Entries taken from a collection
.....

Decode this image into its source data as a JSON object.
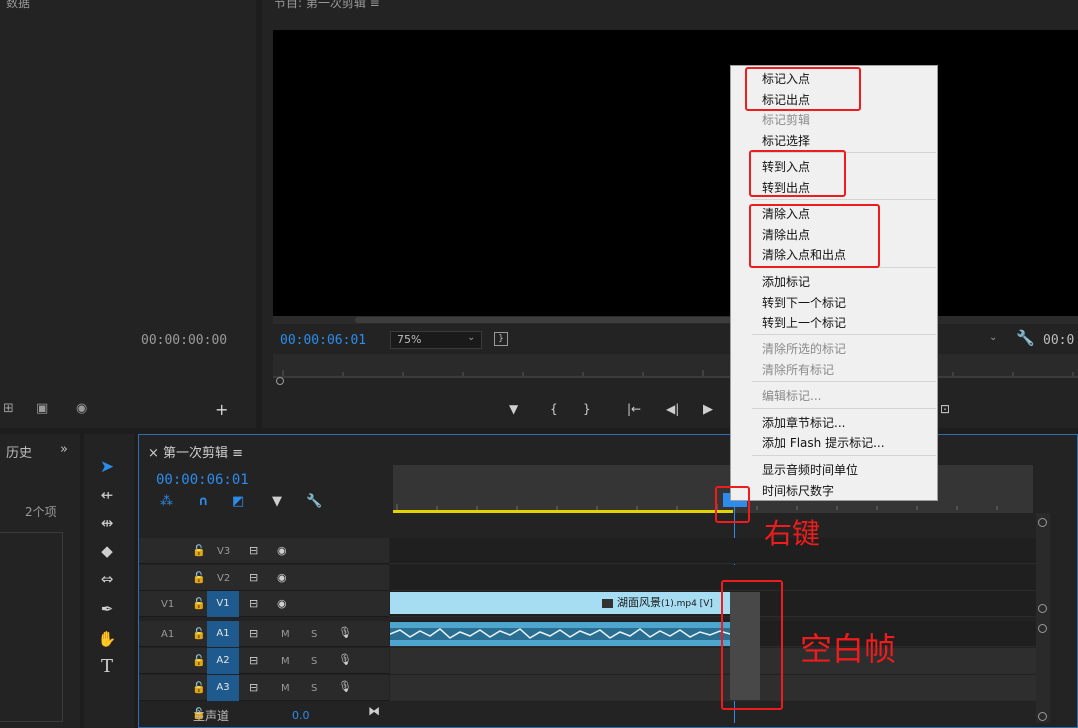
{
  "project_panel": {
    "title": "数据",
    "timecode": "00:00:00:00"
  },
  "program_monitor": {
    "title": "节目: 第一次剪辑 ≡",
    "timecode": "00:00:06:01",
    "zoom": "75%",
    "right_timecode": "00:0"
  },
  "history_panel": {
    "title": "历史",
    "more": "»",
    "items_count": "2个项"
  },
  "timeline": {
    "tab": "× 第一次剪辑 ≡",
    "timecode": "00:00:06:01",
    "tracks": {
      "v3": "V3",
      "v2": "V2",
      "v1_src": "V1",
      "v1": "V1",
      "a1_src": "A1",
      "a1": "A1",
      "a2": "A2",
      "a3": "A3",
      "m": "M",
      "s": "S"
    },
    "v1_clip": {
      "name": "湖面风景",
      "suffix": "(1).mp4 [V]"
    },
    "master": {
      "label": "主声道",
      "value": "0.0"
    }
  },
  "context_menu": {
    "items": [
      {
        "label": "标记入点",
        "enabled": true
      },
      {
        "label": "标记出点",
        "enabled": true
      },
      {
        "label": "标记剪辑",
        "enabled": false
      },
      {
        "label": "标记选择",
        "enabled": true
      },
      {
        "label": "转到入点",
        "enabled": true
      },
      {
        "label": "转到出点",
        "enabled": true
      },
      {
        "label": "清除入点",
        "enabled": true
      },
      {
        "label": "清除出点",
        "enabled": true
      },
      {
        "label": "清除入点和出点",
        "enabled": true
      },
      {
        "label": "添加标记",
        "enabled": true
      },
      {
        "label": "转到下一个标记",
        "enabled": true
      },
      {
        "label": "转到上一个标记",
        "enabled": true
      },
      {
        "label": "清除所选的标记",
        "enabled": false
      },
      {
        "label": "清除所有标记",
        "enabled": false
      },
      {
        "label": "编辑标记...",
        "enabled": false
      },
      {
        "label": "添加章节标记...",
        "enabled": true
      },
      {
        "label": "添加 Flash 提示标记...",
        "enabled": true
      },
      {
        "label": "显示音频时间单位",
        "enabled": true
      },
      {
        "label": "时间标尺数字",
        "enabled": true
      }
    ]
  },
  "annotations": {
    "right_click": "右键",
    "blank_frame": "空白帧"
  },
  "colors": {
    "accent": "#2d8ceb",
    "annotation": "#ee1c1c",
    "in_out_bar": "#e3d400"
  },
  "icons": [
    "wrench-icon",
    "selection-tool-icon",
    "hand-tool-icon",
    "type-tool-icon",
    "pen-tool-icon",
    "razor-tool-icon",
    "lock-icon",
    "eye-icon",
    "mic-icon",
    "snap-icon",
    "marker-icon",
    "play-icon",
    "step-back-icon",
    "go-to-in-icon",
    "mark-in-icon",
    "mark-out-icon"
  ]
}
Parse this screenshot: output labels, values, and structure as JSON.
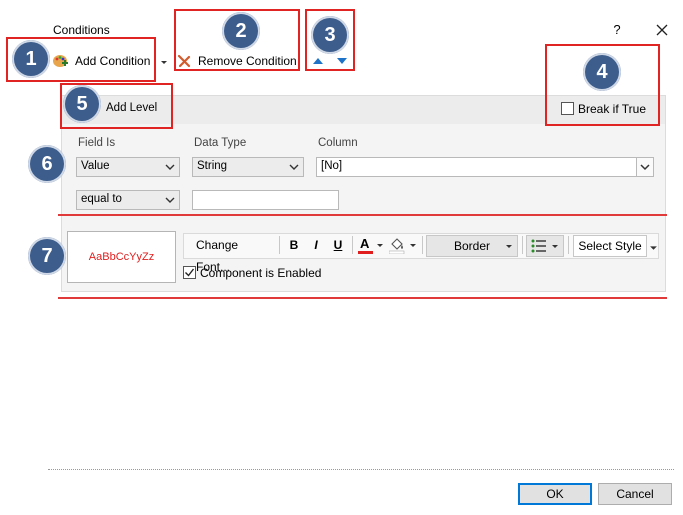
{
  "window": {
    "title": "Conditions",
    "help_label": "?",
    "close_icon": "close-icon"
  },
  "toolbar": {
    "add_condition_label": "Add Condition",
    "remove_condition_label": "Remove Condition",
    "add_icon": "palette-add-icon",
    "remove_icon": "remove-x-icon",
    "move_up_icon": "arrow-up-icon",
    "move_down_icon": "arrow-down-icon"
  },
  "badges": [
    "1",
    "2",
    "3",
    "4",
    "5",
    "6",
    "7"
  ],
  "level": {
    "add_level_label": "Add Level",
    "break_if_true_label": "Break if True",
    "break_if_true_checked": false
  },
  "condition": {
    "field_is_label": "Field Is",
    "data_type_label": "Data Type",
    "column_label": "Column",
    "field_is_value": "Value",
    "data_type_value": "String",
    "column_value": "[No]",
    "operator_value": "equal to",
    "compare_value": ""
  },
  "format": {
    "preview_text": "AaBbCcYyZz",
    "change_font_label": "Change Font...",
    "bold_label": "B",
    "italic_label": "I",
    "underline_label": "U",
    "font_color_label": "A",
    "border_label": "Border",
    "select_style_label": "Select Style",
    "component_enabled_label": "Component is Enabled",
    "component_enabled_checked": true,
    "font_color": "#e01e1e",
    "fill_icon": "paint-bucket-icon",
    "list_icon": "bulleted-list-icon"
  },
  "footer": {
    "ok_label": "OK",
    "cancel_label": "Cancel"
  },
  "colors": {
    "highlight_red": "#e02424",
    "badge_blue": "#3d5d8c",
    "arrow_blue": "#1e73c8"
  }
}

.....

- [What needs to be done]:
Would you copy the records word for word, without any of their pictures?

- [Exercise solution]:
Decode this image into its source data as a JSON object.
{
  "project_panel": {
    "title": "数据",
    "timecode": "00:00:00:00"
  },
  "program_monitor": {
    "title": "节目: 第一次剪辑 ≡",
    "timecode": "00:00:06:01",
    "zoom": "75%",
    "right_timecode": "00:0"
  },
  "history_panel": {
    "title": "历史",
    "more": "»",
    "items_count": "2个项"
  },
  "timeline": {
    "tab": "× 第一次剪辑 ≡",
    "timecode": "00:00:06:01",
    "tracks": {
      "v3": "V3",
      "v2": "V2",
      "v1_src": "V1",
      "v1": "V1",
      "a1_src": "A1",
      "a1": "A1",
      "a2": "A2",
      "a3": "A3",
      "m": "M",
      "s": "S"
    },
    "v1_clip": {
      "name": "湖面风景",
      "suffix": "(1).mp4 [V]"
    },
    "master": {
      "label": "主声道",
      "value": "0.0"
    }
  },
  "context_menu": {
    "items": [
      {
        "label": "标记入点",
        "enabled": true
      },
      {
        "label": "标记出点",
        "enabled": true
      },
      {
        "label": "标记剪辑",
        "enabled": false
      },
      {
        "label": "标记选择",
        "enabled": true
      },
      {
        "label": "转到入点",
        "enabled": true
      },
      {
        "label": "转到出点",
        "enabled": true
      },
      {
        "label": "清除入点",
        "enabled": true
      },
      {
        "label": "清除出点",
        "enabled": true
      },
      {
        "label": "清除入点和出点",
        "enabled": true
      },
      {
        "label": "添加标记",
        "enabled": true
      },
      {
        "label": "转到下一个标记",
        "enabled": true
      },
      {
        "label": "转到上一个标记",
        "enabled": true
      },
      {
        "label": "清除所选的标记",
        "enabled": false
      },
      {
        "label": "清除所有标记",
        "enabled": false
      },
      {
        "label": "编辑标记...",
        "enabled": false
      },
      {
        "label": "添加章节标记...",
        "enabled": true
      },
      {
        "label": "添加 Flash 提示标记...",
        "enabled": true
      },
      {
        "label": "显示音频时间单位",
        "enabled": true
      },
      {
        "label": "时间标尺数字",
        "enabled": true
      }
    ]
  },
  "annotations": {
    "right_click": "右键",
    "blank_frame": "空白帧"
  },
  "colors": {
    "accent": "#2d8ceb",
    "annotation": "#ee1c1c",
    "in_out_bar": "#e3d400"
  },
  "icons": [
    "wrench-icon",
    "selection-tool-icon",
    "hand-tool-icon",
    "type-tool-icon",
    "pen-tool-icon",
    "razor-tool-icon",
    "lock-icon",
    "eye-icon",
    "mic-icon",
    "snap-icon",
    "marker-icon",
    "play-icon",
    "step-back-icon",
    "go-to-in-icon",
    "mark-in-icon",
    "mark-out-icon"
  ]
}
Parse this screenshot: output labels, values, and structure as JSON.
{
  "window": {
    "title": "Conditions",
    "help_label": "?",
    "close_icon": "close-icon"
  },
  "toolbar": {
    "add_condition_label": "Add Condition",
    "remove_condition_label": "Remove Condition",
    "add_icon": "palette-add-icon",
    "remove_icon": "remove-x-icon",
    "move_up_icon": "arrow-up-icon",
    "move_down_icon": "arrow-down-icon"
  },
  "badges": [
    "1",
    "2",
    "3",
    "4",
    "5",
    "6",
    "7"
  ],
  "level": {
    "add_level_label": "Add Level",
    "break_if_true_label": "Break if True",
    "break_if_true_checked": false
  },
  "condition": {
    "field_is_label": "Field Is",
    "data_type_label": "Data Type",
    "column_label": "Column",
    "field_is_value": "Value",
    "data_type_value": "String",
    "column_value": "[No]",
    "operator_value": "equal to",
    "compare_value": ""
  },
  "format": {
    "preview_text": "AaBbCcYyZz",
    "change_font_label": "Change Font...",
    "bold_label": "B",
    "italic_label": "I",
    "underline_label": "U",
    "font_color_label": "A",
    "border_label": "Border",
    "select_style_label": "Select Style",
    "component_enabled_label": "Component is Enabled",
    "component_enabled_checked": true,
    "font_color": "#e01e1e",
    "fill_icon": "paint-bucket-icon",
    "list_icon": "bulleted-list-icon"
  },
  "footer": {
    "ok_label": "OK",
    "cancel_label": "Cancel"
  },
  "colors": {
    "highlight_red": "#e02424",
    "badge_blue": "#3d5d8c",
    "arrow_blue": "#1e73c8"
  }
}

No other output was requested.